■ WORK TO BE COMPLETED
Scan the lines below; pull out those with "JSON".

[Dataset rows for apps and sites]
'''
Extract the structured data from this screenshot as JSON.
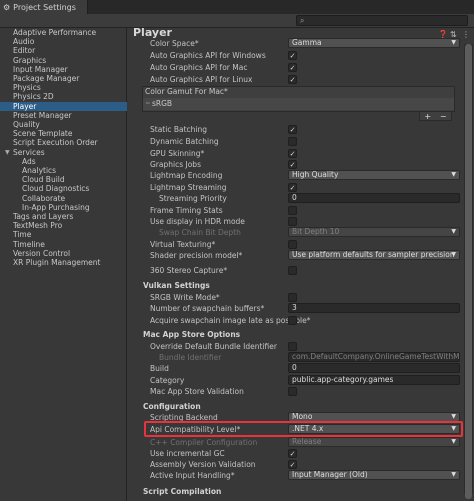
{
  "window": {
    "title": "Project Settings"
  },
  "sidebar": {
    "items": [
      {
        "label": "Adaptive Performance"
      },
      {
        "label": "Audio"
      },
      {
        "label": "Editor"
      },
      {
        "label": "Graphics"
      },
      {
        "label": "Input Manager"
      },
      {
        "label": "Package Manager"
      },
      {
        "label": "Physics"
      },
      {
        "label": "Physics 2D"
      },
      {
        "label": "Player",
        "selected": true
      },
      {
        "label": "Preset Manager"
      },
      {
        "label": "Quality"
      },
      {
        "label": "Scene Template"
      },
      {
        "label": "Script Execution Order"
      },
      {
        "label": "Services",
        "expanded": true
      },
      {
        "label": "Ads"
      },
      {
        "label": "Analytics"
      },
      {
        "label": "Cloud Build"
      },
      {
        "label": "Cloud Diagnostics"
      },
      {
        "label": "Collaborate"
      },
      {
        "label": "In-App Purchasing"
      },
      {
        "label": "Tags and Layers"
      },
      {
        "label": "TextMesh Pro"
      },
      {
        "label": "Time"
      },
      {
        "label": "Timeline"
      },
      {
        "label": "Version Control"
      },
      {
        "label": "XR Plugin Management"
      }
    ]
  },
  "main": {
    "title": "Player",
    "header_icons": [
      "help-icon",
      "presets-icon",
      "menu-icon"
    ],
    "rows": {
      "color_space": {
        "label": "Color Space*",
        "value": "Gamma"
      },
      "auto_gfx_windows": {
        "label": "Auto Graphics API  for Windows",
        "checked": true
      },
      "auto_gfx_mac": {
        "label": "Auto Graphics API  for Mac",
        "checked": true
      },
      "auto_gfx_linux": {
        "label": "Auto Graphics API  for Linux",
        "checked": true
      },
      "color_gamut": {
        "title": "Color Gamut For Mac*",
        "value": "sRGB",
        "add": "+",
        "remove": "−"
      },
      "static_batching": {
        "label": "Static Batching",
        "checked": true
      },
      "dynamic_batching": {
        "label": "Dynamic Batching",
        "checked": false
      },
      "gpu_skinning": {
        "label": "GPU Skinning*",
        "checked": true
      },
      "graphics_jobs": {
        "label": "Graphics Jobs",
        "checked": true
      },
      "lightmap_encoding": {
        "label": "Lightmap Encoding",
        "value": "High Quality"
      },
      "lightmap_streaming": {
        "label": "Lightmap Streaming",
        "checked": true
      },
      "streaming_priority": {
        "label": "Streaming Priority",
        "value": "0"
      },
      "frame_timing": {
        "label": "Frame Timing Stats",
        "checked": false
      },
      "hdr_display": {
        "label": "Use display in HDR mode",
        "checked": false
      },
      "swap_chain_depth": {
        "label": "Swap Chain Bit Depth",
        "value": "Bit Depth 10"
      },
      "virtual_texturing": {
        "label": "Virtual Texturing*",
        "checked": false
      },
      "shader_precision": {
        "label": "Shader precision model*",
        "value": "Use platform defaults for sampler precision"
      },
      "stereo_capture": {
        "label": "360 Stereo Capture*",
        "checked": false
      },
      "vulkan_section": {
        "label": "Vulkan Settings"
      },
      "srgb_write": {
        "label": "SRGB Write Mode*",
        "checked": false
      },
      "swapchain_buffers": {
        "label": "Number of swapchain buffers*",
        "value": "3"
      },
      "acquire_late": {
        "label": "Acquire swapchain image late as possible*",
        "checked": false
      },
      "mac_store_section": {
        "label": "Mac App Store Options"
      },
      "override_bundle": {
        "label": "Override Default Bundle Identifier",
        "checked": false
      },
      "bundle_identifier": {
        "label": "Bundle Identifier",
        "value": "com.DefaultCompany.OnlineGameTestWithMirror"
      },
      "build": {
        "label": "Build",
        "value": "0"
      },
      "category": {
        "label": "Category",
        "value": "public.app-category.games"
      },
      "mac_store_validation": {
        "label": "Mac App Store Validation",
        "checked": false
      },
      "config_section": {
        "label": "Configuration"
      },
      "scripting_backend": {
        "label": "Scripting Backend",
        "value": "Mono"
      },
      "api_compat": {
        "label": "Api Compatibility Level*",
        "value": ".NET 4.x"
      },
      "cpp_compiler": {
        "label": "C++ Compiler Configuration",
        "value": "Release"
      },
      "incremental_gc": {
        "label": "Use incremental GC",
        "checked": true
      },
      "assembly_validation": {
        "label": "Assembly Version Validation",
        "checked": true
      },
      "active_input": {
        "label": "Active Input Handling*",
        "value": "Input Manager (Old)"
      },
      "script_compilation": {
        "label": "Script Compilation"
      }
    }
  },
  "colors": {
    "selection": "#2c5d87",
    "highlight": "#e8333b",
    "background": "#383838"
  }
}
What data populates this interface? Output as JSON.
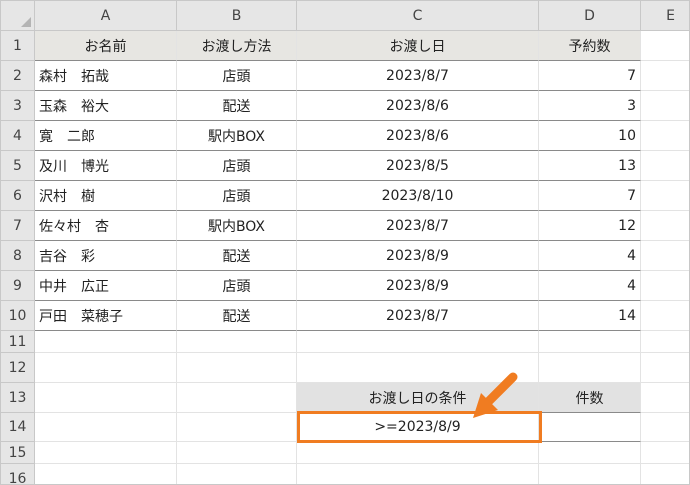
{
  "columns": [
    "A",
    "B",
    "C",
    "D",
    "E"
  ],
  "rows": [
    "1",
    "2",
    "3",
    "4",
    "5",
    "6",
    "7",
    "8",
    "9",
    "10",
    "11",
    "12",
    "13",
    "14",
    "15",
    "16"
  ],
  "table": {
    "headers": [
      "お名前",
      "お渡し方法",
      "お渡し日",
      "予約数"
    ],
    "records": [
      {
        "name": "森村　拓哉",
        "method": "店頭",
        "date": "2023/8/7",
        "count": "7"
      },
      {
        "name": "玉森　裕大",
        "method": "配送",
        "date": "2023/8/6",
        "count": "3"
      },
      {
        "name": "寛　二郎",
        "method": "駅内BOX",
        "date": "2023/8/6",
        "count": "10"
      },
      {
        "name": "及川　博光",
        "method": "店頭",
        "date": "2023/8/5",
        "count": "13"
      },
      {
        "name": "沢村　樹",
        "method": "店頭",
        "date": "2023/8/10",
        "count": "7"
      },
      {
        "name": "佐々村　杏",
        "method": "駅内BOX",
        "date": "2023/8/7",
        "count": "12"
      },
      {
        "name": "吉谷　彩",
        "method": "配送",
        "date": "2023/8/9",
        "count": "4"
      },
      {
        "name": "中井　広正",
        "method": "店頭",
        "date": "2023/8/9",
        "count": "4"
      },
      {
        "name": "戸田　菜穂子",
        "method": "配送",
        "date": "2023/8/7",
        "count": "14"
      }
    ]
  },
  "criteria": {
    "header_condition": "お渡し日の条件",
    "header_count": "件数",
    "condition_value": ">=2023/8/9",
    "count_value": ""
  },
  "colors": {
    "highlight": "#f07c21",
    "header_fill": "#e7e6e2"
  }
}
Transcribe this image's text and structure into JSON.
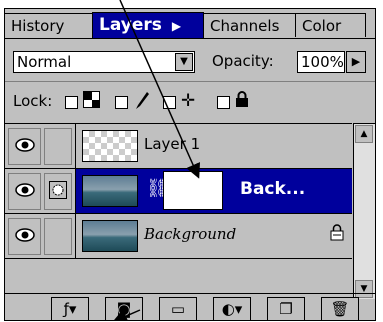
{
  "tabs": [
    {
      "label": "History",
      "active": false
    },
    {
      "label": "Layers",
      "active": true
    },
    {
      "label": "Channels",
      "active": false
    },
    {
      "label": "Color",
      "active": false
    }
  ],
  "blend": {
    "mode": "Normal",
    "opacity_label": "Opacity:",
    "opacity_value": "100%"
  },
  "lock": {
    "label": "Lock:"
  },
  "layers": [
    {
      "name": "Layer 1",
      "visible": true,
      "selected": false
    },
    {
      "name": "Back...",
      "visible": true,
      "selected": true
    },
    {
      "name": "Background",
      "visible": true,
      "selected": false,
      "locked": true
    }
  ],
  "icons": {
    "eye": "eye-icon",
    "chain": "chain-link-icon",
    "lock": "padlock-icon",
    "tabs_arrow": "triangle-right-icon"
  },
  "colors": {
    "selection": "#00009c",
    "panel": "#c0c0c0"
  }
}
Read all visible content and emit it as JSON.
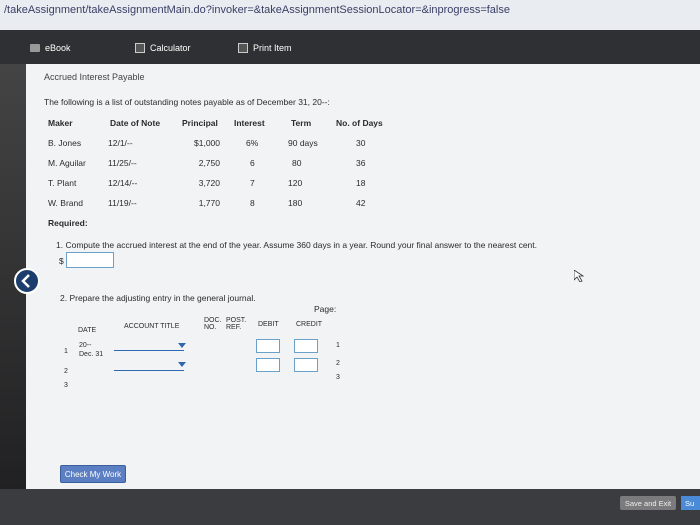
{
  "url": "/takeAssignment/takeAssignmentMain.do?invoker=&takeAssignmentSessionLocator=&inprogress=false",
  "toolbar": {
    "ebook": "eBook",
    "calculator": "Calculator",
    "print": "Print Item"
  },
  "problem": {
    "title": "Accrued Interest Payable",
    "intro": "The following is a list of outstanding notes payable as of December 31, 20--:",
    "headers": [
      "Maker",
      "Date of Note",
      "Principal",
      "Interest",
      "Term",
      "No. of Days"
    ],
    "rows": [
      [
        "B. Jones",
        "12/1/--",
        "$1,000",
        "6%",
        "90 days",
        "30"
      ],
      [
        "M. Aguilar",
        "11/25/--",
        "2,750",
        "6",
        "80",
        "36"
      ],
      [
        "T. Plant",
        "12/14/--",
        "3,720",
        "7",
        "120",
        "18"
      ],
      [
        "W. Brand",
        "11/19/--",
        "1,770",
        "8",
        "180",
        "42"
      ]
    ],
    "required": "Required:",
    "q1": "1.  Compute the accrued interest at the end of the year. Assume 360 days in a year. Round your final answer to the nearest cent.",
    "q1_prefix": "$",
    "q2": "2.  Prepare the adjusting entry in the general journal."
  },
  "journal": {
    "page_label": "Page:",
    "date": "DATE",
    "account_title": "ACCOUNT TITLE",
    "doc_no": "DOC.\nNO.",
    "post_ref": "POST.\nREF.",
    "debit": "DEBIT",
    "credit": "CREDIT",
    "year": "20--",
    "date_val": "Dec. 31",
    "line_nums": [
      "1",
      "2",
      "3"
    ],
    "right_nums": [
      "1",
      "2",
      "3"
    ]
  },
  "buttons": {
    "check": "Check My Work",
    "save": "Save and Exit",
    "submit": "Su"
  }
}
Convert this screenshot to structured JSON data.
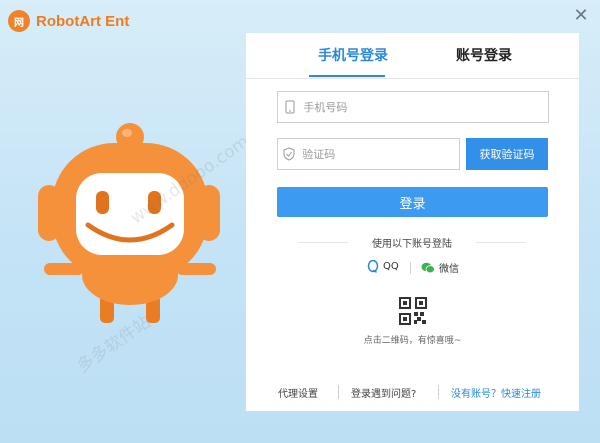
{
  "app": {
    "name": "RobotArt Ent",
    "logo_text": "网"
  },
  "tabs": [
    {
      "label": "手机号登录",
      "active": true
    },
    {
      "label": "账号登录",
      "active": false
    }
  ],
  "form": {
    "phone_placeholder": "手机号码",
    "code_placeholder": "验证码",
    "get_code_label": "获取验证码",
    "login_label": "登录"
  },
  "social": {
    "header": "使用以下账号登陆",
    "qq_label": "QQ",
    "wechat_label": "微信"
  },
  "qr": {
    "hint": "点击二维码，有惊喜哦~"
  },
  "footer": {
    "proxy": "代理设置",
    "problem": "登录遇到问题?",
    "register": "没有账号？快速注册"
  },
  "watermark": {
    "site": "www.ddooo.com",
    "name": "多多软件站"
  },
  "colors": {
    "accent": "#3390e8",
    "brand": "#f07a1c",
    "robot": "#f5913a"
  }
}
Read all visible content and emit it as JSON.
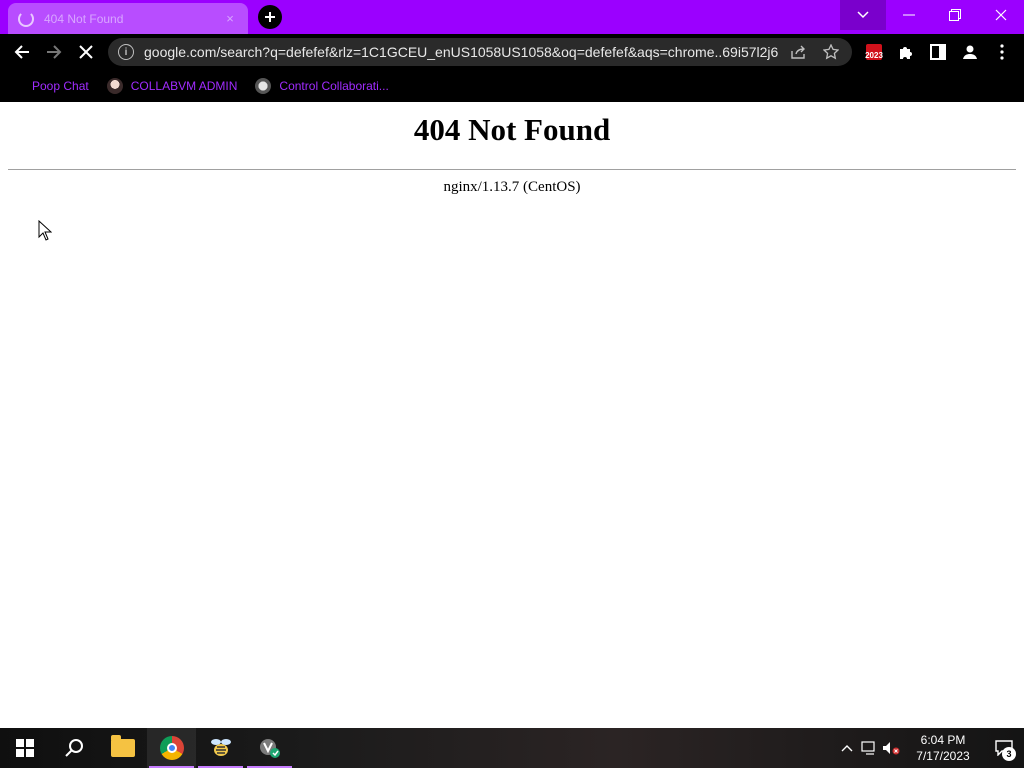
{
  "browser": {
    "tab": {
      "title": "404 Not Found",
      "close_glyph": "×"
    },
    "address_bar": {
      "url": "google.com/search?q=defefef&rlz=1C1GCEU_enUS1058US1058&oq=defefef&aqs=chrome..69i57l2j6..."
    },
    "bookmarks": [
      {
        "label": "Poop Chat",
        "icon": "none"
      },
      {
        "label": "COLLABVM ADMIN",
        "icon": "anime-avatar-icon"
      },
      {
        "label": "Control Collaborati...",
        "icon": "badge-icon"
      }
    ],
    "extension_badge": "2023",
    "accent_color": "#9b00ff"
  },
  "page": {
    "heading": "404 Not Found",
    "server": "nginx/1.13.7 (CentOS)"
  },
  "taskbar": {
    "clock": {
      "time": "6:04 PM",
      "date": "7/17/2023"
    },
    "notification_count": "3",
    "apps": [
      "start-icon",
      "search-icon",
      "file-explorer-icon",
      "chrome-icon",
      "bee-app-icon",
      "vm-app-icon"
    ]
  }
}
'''
■ RESPONSE AREA
Extract the structured data from this screenshot as JSON.
What data populates this interface? Output as JSON.
Transcribe this image's text and structure into JSON.
Read all visible content and emit it as JSON.
Convert this screenshot to structured JSON data.
Read all visible content and emit it as JSON.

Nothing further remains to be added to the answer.